|Digit||black or white width||(using weight)|
|0||n||n||W||W||n||4+7 (force 0)|
Interleave 2 of 5 can only encode even numbers of digits. In many cases, the last digit is used as the check digit and this is calculated in the same way that UPC or EAN check digits are calculated. Often, this final digit is not displayed under the barcode because it is not part of the original number. In these case where the check digit is part of the encoded number, there are an ODD number of usable digits plus the check digit. When a check digit is not used, all of the digits are significant. There is nothing in the barcode to identify if the last digit is being used as a check digit or not. You must know this based on your application. In the event you need to encode an odd number of digits without the check digit (or an even number plus the check digit) a leading zero is added to the number to cause the end result to be an even number of digits total. The barcode also starts with a start marker made up of 4 narrow lines (black white black white) and stop mark is always located at the end also which is one wide stripe and two narrow stripes (black white black).

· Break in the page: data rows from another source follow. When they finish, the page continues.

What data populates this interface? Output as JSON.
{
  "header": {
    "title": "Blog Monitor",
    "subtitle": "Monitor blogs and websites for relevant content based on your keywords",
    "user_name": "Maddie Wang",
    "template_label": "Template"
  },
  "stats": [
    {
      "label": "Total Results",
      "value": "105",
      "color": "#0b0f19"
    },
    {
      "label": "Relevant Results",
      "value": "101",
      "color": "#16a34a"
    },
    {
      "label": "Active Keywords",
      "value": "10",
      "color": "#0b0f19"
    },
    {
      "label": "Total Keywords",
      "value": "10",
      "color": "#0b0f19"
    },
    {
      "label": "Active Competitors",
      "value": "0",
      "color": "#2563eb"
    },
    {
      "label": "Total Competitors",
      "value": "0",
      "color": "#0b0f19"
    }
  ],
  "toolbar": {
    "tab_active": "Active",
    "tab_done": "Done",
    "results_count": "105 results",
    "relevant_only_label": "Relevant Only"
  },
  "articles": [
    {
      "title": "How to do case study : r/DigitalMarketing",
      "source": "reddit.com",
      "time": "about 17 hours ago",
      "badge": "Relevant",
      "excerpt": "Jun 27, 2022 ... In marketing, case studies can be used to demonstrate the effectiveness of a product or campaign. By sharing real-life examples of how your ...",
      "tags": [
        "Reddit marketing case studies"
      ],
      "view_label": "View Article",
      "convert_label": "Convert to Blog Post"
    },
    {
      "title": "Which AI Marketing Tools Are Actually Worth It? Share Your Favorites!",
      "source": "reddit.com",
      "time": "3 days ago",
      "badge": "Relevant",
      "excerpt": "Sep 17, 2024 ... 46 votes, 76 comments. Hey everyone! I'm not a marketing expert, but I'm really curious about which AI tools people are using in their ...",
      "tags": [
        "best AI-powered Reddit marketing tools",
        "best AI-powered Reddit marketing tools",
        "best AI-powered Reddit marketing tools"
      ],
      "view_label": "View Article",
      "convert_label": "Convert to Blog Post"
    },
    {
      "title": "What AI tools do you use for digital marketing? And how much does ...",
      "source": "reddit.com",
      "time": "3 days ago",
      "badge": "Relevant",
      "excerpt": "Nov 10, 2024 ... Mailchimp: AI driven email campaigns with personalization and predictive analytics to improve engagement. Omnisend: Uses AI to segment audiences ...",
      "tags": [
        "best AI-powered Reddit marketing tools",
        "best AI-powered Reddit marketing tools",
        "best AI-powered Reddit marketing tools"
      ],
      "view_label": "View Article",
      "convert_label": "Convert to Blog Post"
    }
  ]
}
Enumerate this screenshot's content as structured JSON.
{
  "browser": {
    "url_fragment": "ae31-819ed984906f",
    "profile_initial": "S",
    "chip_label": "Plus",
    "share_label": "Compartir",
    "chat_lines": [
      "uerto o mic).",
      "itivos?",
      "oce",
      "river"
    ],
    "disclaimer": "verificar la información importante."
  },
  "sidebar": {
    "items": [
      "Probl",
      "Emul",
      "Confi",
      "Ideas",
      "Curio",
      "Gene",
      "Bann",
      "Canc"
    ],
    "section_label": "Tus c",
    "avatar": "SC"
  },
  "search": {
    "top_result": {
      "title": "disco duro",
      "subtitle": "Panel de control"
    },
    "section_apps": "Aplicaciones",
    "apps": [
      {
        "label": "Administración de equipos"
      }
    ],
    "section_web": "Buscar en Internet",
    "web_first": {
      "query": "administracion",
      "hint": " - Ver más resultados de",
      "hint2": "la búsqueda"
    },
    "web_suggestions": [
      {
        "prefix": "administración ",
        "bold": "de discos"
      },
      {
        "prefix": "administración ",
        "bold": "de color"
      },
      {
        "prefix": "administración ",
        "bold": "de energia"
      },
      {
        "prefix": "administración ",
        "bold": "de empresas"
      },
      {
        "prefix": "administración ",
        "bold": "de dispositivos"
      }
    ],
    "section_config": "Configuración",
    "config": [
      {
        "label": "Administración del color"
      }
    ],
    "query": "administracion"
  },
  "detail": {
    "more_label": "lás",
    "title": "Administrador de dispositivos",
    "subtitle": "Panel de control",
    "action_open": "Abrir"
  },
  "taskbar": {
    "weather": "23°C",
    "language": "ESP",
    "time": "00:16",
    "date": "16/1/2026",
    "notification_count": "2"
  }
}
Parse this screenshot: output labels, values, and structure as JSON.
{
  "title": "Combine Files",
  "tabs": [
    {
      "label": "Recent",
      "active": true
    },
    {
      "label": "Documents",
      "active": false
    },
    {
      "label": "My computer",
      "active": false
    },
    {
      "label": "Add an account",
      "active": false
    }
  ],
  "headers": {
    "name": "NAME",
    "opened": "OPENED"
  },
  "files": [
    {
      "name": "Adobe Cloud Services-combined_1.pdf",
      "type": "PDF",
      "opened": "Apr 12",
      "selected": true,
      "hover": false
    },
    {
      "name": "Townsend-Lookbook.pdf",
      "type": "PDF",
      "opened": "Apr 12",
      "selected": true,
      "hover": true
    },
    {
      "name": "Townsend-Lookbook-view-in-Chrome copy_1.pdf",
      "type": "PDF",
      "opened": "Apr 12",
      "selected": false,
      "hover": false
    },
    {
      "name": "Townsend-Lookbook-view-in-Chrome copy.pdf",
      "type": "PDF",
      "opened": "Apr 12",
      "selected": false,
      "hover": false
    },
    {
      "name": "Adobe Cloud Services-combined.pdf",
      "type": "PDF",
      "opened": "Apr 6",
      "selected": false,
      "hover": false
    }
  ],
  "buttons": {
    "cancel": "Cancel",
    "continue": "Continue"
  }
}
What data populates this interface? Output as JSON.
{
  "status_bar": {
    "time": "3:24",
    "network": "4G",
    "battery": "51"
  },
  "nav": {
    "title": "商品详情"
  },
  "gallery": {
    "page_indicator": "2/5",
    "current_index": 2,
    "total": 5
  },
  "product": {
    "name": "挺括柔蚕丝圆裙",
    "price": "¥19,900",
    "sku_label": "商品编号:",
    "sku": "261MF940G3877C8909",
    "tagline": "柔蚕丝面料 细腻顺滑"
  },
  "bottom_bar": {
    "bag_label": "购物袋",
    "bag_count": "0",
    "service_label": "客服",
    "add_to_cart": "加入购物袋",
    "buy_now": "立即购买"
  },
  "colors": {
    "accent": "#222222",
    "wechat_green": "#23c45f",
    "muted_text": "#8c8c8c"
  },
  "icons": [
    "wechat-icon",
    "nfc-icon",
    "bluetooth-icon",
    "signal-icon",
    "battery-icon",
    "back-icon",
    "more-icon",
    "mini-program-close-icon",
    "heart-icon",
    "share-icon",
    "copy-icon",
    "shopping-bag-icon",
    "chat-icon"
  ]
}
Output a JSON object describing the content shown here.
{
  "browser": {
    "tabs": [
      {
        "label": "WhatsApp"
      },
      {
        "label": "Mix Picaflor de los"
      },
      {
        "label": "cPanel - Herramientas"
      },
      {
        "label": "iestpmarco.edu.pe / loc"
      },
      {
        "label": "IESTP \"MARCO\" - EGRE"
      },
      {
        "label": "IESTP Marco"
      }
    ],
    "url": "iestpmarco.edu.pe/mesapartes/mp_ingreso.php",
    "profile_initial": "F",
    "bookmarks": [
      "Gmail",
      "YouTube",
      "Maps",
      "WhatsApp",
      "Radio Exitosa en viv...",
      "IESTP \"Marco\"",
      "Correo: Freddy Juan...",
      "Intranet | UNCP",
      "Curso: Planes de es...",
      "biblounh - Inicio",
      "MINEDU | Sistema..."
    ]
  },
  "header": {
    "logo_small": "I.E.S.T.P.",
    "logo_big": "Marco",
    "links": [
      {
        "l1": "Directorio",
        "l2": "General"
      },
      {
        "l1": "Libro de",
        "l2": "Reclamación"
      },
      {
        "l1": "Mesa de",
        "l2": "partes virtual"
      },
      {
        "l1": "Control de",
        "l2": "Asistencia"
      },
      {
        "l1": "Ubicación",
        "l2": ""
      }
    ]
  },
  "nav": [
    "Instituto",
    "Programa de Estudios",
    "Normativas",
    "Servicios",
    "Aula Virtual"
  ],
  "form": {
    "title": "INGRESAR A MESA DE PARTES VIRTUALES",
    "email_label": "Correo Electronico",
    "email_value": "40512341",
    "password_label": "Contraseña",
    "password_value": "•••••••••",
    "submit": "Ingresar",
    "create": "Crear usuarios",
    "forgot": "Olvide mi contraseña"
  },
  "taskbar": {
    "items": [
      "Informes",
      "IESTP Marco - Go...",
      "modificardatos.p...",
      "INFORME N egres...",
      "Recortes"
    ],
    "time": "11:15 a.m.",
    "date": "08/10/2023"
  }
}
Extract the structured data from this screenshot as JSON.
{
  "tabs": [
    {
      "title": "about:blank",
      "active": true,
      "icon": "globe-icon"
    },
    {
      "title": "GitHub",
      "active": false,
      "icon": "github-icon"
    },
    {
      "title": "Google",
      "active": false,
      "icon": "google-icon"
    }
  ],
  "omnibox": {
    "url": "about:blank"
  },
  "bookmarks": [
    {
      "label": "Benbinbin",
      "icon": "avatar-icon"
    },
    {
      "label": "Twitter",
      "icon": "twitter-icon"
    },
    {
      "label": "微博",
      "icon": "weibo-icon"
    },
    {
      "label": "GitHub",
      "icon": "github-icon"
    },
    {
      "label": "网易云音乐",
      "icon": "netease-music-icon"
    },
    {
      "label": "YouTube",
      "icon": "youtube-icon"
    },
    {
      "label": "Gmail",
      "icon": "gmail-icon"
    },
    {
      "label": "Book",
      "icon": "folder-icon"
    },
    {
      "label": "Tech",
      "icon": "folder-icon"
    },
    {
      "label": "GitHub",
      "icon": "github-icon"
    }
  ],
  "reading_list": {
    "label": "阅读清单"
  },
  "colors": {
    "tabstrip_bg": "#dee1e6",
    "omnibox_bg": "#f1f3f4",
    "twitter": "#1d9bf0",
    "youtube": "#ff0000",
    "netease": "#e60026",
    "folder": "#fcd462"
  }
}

In our example image below, the start and stop marks are identified in yellow. The digits pairs are identified by the blue and green stripes. We are using a check digit in our example and although it doesn't show in the actual barcode (shown above), we have marked it in red in the sample below so you can see where it is being calculated in. For the example, the check digit works out to be the number 5.
Interleave 2 of 5 is prone to have partial scans. If the scanner is allowed to slip off the top or bottom of the barcode, trailing digits could be missed and the scanner could think that it has done its job. There are a couple solutions for this problem.
- Use a check digit as we have done in our examples. The application that makes use of the scanned numbers would also calculate the check digit and if it doesn't match what is expected the entire number is discarded. Using our example 1, 2, 3 ... 8, 9 give us a check digit of 5. So if only the first 5 digits scan properly, the program would use 1, 2, 3 and 4 to calculate a check digit which should be 8. Because the 5th digit of our example is 5 not 8 we know we didn't get the entire number so we discard it all.
- You could always use a fixed number of digits and left pad with zero. Then you application could check the length of the entire number including leading zeros and if it isn't what you are expecting, again you discard the entire number.
- Lastly would be to use guide bars on the top and bottom of the barcode. The guide bars must touch the top and bottom of each stripe and run straight accross in the scanning direction. These bars must also be at least 3 times wider than a narrow bar to make sure they aren't mistaken for an actual bar. If the scanner slips off the top or bottom of the symbol, these bars prevent a valid scan. There is an example shown below.
If you are interested in creating your own free Interleave 2 of 5 barcodes, you can visit our barcode page and make them and save them for your use.